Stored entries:
#####

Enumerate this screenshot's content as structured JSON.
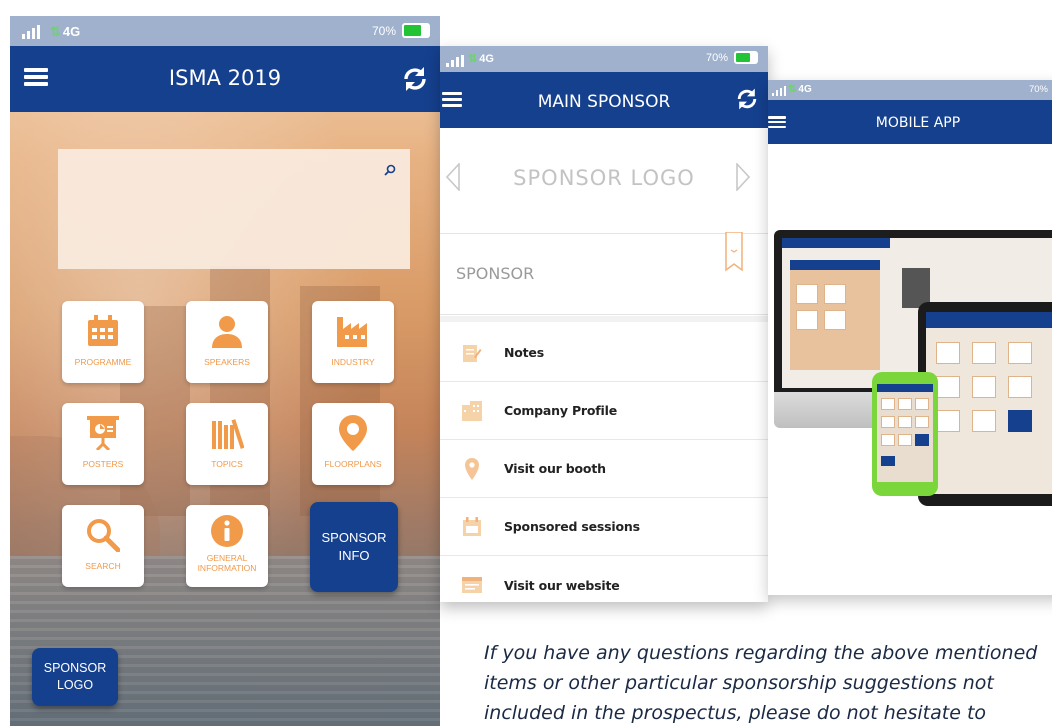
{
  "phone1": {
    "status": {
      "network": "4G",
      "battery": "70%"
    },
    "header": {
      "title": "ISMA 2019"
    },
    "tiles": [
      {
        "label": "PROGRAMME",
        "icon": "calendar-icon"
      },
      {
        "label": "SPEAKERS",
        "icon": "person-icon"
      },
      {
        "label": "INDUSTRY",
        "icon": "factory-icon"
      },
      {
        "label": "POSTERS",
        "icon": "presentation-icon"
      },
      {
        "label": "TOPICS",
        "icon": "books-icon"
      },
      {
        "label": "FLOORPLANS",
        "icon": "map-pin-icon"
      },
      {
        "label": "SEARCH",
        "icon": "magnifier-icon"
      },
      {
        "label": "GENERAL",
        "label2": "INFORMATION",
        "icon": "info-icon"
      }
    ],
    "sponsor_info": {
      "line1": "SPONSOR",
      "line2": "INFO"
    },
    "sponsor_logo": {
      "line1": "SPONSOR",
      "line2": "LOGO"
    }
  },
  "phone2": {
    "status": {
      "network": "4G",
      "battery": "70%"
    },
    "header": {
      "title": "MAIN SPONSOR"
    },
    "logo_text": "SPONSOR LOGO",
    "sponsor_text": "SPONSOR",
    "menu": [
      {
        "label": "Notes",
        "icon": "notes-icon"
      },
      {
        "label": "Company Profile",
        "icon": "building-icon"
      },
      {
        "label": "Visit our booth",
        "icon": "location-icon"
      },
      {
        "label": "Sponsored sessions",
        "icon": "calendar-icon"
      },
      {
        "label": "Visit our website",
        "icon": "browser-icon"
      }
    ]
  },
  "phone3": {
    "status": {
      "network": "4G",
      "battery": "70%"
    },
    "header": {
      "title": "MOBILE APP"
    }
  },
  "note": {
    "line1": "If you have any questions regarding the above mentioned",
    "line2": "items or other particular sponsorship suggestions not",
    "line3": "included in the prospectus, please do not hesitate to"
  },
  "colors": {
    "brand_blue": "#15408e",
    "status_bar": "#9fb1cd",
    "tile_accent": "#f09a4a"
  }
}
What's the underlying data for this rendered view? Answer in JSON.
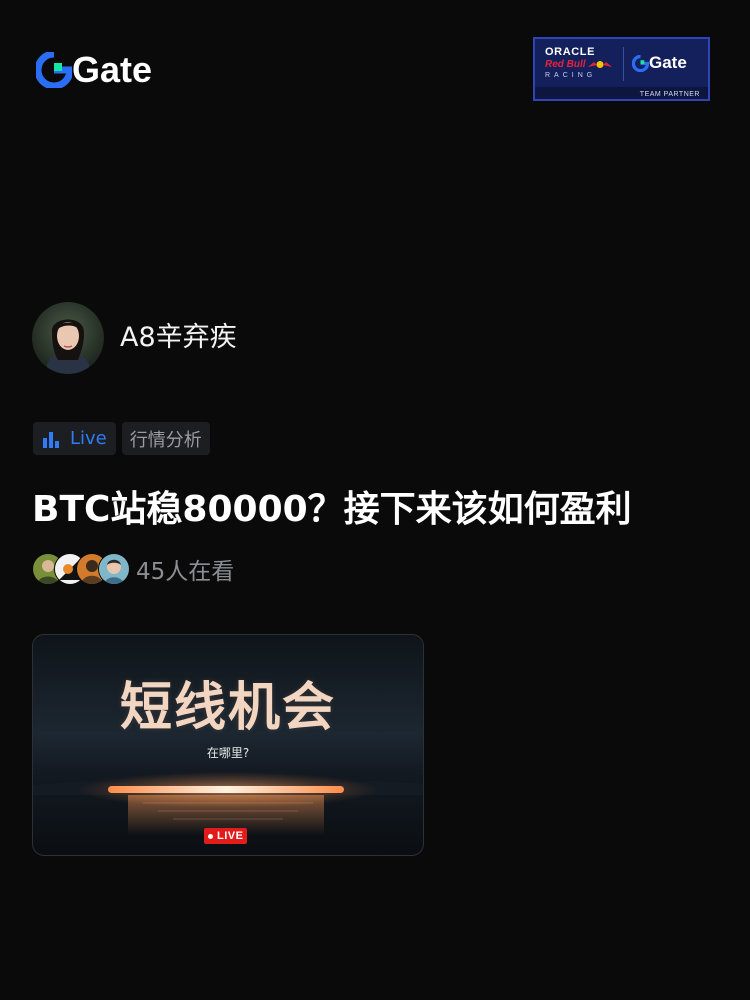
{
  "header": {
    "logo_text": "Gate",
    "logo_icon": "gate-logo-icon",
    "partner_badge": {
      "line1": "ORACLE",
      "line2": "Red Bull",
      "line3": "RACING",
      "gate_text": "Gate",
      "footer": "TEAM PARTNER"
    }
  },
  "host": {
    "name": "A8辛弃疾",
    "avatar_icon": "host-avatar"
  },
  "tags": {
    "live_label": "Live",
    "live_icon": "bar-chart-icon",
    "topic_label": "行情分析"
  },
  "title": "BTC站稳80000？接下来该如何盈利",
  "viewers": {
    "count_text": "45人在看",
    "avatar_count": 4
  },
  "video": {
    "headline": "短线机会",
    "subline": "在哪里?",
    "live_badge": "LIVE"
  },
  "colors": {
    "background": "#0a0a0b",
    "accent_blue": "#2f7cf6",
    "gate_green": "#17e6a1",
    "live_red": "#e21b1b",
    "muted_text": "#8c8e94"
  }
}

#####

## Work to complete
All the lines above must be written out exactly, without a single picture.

## Response to this exercise
Enumerate this screenshot's content as structured JSON.
{
  "phone1": {
    "status": {
      "network": "4G",
      "battery": "70%"
    },
    "header": {
      "title": "ISMA 2019"
    },
    "tiles": [
      {
        "label": "PROGRAMME",
        "icon": "calendar-icon"
      },
      {
        "label": "SPEAKERS",
        "icon": "person-icon"
      },
      {
        "label": "INDUSTRY",
        "icon": "factory-icon"
      },
      {
        "label": "POSTERS",
        "icon": "presentation-icon"
      },
      {
        "label": "TOPICS",
        "icon": "books-icon"
      },
      {
        "label": "FLOORPLANS",
        "icon": "map-pin-icon"
      },
      {
        "label": "SEARCH",
        "icon": "magnifier-icon"
      },
      {
        "label": "GENERAL",
        "label2": "INFORMATION",
        "icon": "info-icon"
      }
    ],
    "sponsor_info": {
      "line1": "SPONSOR",
      "line2": "INFO"
    },
    "sponsor_logo": {
      "line1": "SPONSOR",
      "line2": "LOGO"
    }
  },
  "phone2": {
    "status": {
      "network": "4G",
      "battery": "70%"
    },
    "header": {
      "title": "MAIN SPONSOR"
    },
    "logo_text": "SPONSOR LOGO",
    "sponsor_text": "SPONSOR",
    "menu": [
      {
        "label": "Notes",
        "icon": "notes-icon"
      },
      {
        "label": "Company Profile",
        "icon": "building-icon"
      },
      {
        "label": "Visit our booth",
        "icon": "location-icon"
      },
      {
        "label": "Sponsored sessions",
        "icon": "calendar-icon"
      },
      {
        "label": "Visit our website",
        "icon": "browser-icon"
      }
    ]
  },
  "phone3": {
    "status": {
      "network": "4G",
      "battery": "70%"
    },
    "header": {
      "title": "MOBILE APP"
    }
  },
  "note": {
    "line1": "If you have any questions regarding the above mentioned",
    "line2": "items or other particular sponsorship suggestions not",
    "line3": "included in the prospectus, please do not hesitate to"
  },
  "colors": {
    "brand_blue": "#15408e",
    "status_bar": "#9fb1cd",
    "tile_accent": "#f09a4a"
  }
}
What's the underlying data for this rendered view? Answer in JSON.
{
  "header": {
    "logo_text": "Gate",
    "logo_icon": "gate-logo-icon",
    "partner_badge": {
      "line1": "ORACLE",
      "line2": "Red Bull",
      "line3": "RACING",
      "gate_text": "Gate",
      "footer": "TEAM PARTNER"
    }
  },
  "host": {
    "name": "A8辛弃疾",
    "avatar_icon": "host-avatar"
  },
  "tags": {
    "live_label": "Live",
    "live_icon": "bar-chart-icon",
    "topic_label": "行情分析"
  },
  "title": "BTC站稳80000？接下来该如何盈利",
  "viewers": {
    "count_text": "45人在看",
    "avatar_count": 4
  },
  "video": {
    "headline": "短线机会",
    "subline": "在哪里?",
    "live_badge": "LIVE"
  },
  "colors": {
    "background": "#0a0a0b",
    "accent_blue": "#2f7cf6",
    "gate_green": "#17e6a1",
    "live_red": "#e21b1b",
    "muted_text": "#8c8e94"
  }
}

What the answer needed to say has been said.